Four fantastic bites from the Vegas Uncork’d Grand Tasting

Weekly’s food critics share the most memorable flavors of one serious feast

Image
Mmmm. Can’t you just taste Bar Masa’s Kobe ceviche?
Photo: Justin M. Bowen
Jim Begley, John Curtas, Sarah Feldberg, Brock Radke

1. From STK’s sliders to Jet Tila’s pork buns, great food was all over the event. But one dish stood out for its deep, sneaky heat, seafood forward flavors and dramatic presentation—the grouper and shrimp ceviche with mango habañero salsa from Mesa Grill. Served in a mini-pineapple shell, it was everything food festival eats are supposed to be: lovely to look at, refreshing and packing a punch … in two bites! The last time I was this taken with a Bobby Flay dish, Bill Clinton was president, so you know it had to be great. –John Curtas

2. Among so many baby bites of sauced, savory meats and super-sweet, decadent desserts, it was something simple and soulful that stood out during my Uncork’d Grand Tasting. Restaurant Guy Savoy served a taste of rich, creamy mushroom soup alongside a delicately crisp, salty-buttery piece of mushroom brioche—a truly satisfying combo. –Brock Radke

3. Once in a while a piece of meat is so good it stops you in your tracks and makes you pause to concentrate on every bite. That’s what happened with my first forkful of Kobe beef ceviche from Bar Masa’s booth at the Grand Tasting. The elegantly marbled steak and its citrus marinade contrasted for a bite that was rich but refreshing, indulgent and bright. The only problem? Stopping in your tracks in a swarm of hungry foodies isn’t recommended. –Sarah Feldberg

4. After a water leak-induced hiatus in late April, Blue Ribbon came back in style at Vegas Uncork’d with a spicy crab hand roll with shiso (Japanese mint). The shiso was a nice touch cooling the crab’s bite, with both nestled atop warm rice (surprise!) in nori wrapping—perfect for the evening’s walking feast. –Jim Begley

Share

Previous Discussion:

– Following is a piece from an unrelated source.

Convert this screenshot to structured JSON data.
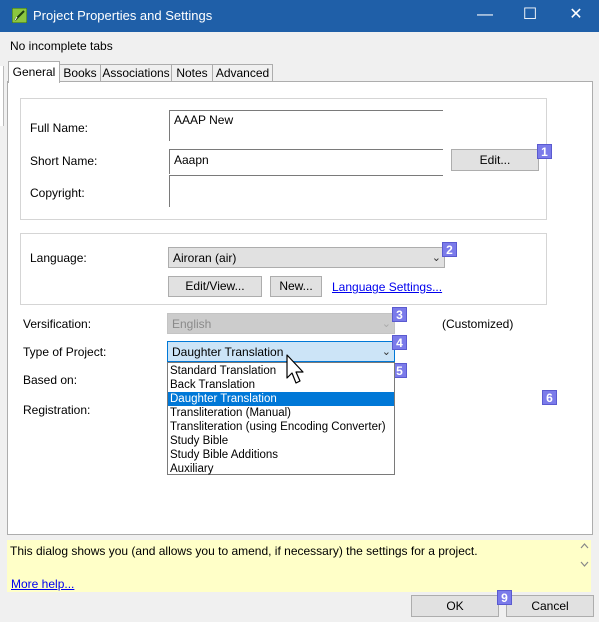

  • Tender wrappers, each plumped up to the size of a playing card, swaddle a juicy pork/vegetable blend worthy of being trumpeted on the marquee.

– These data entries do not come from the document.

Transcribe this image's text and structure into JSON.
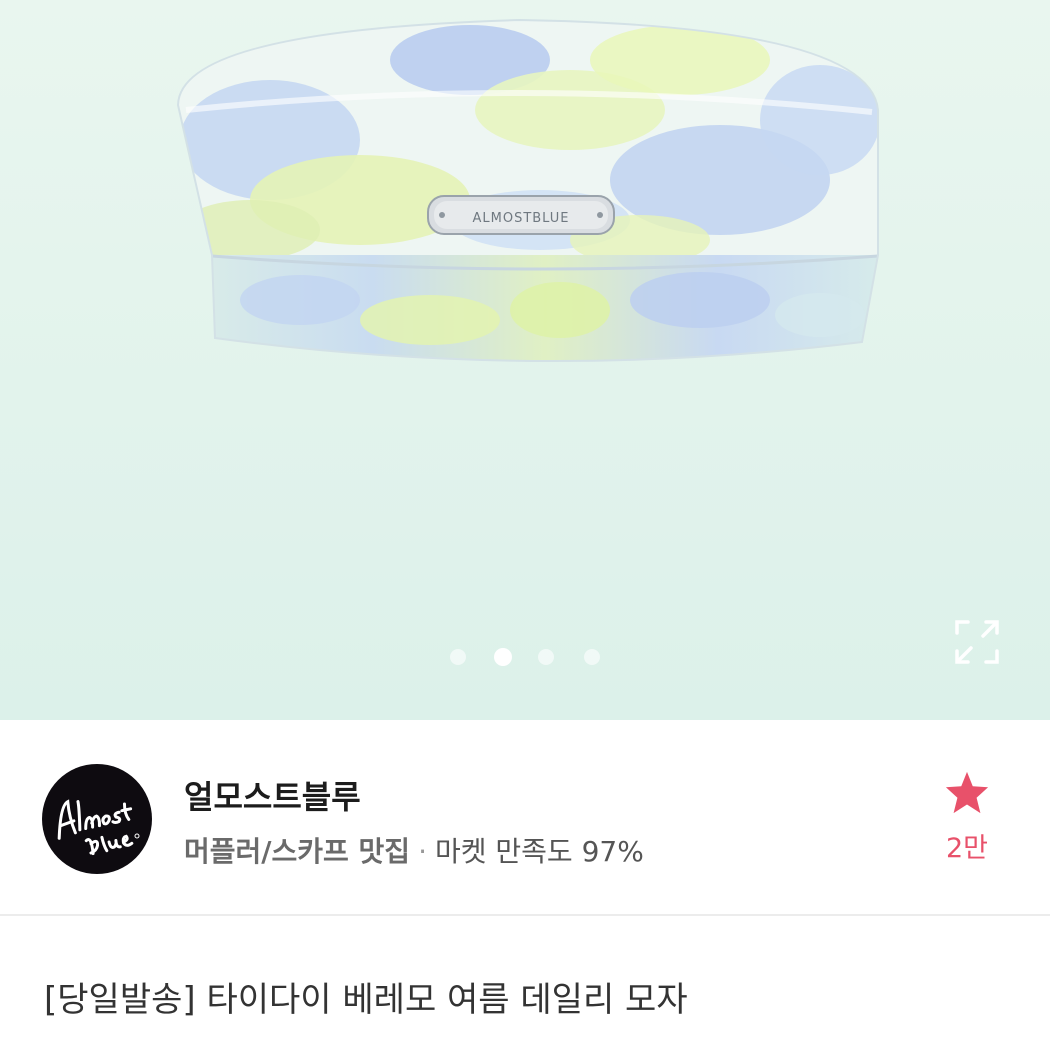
{
  "product": {
    "image_name": "tie-dye-beret-image",
    "brand_plate_text": "ALMOSTBLUE",
    "title": "[당일발송] 타이다이 베레모 여름 데일리 모자"
  },
  "gallery": {
    "slide_count": 4,
    "active_index": 1,
    "expand_icon": "expand-icon"
  },
  "seller": {
    "logo_text_line1": "Almost",
    "logo_text_line2": "Blue",
    "name": "얼모스트블루",
    "category_tag": "머플러/스카프 맛집",
    "separator": "·",
    "satisfaction": "마켓 만족도 97%",
    "favorite_icon": "star-icon",
    "favorite_count": "2만"
  },
  "colors": {
    "accent": "#e8516a",
    "background_mint": "#e2f3ec"
  }
}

  • La Monja will be a Mexican-style raw bar, while Hatsumi will offer a more elegant experience, focused on traditional robata and irori grilling.

  • Head to the bar for executive chef Mark Andelbradt’s counter-only menu and prepare for a range of explosive flavors.

  • Get More Dining Stories
Top of Story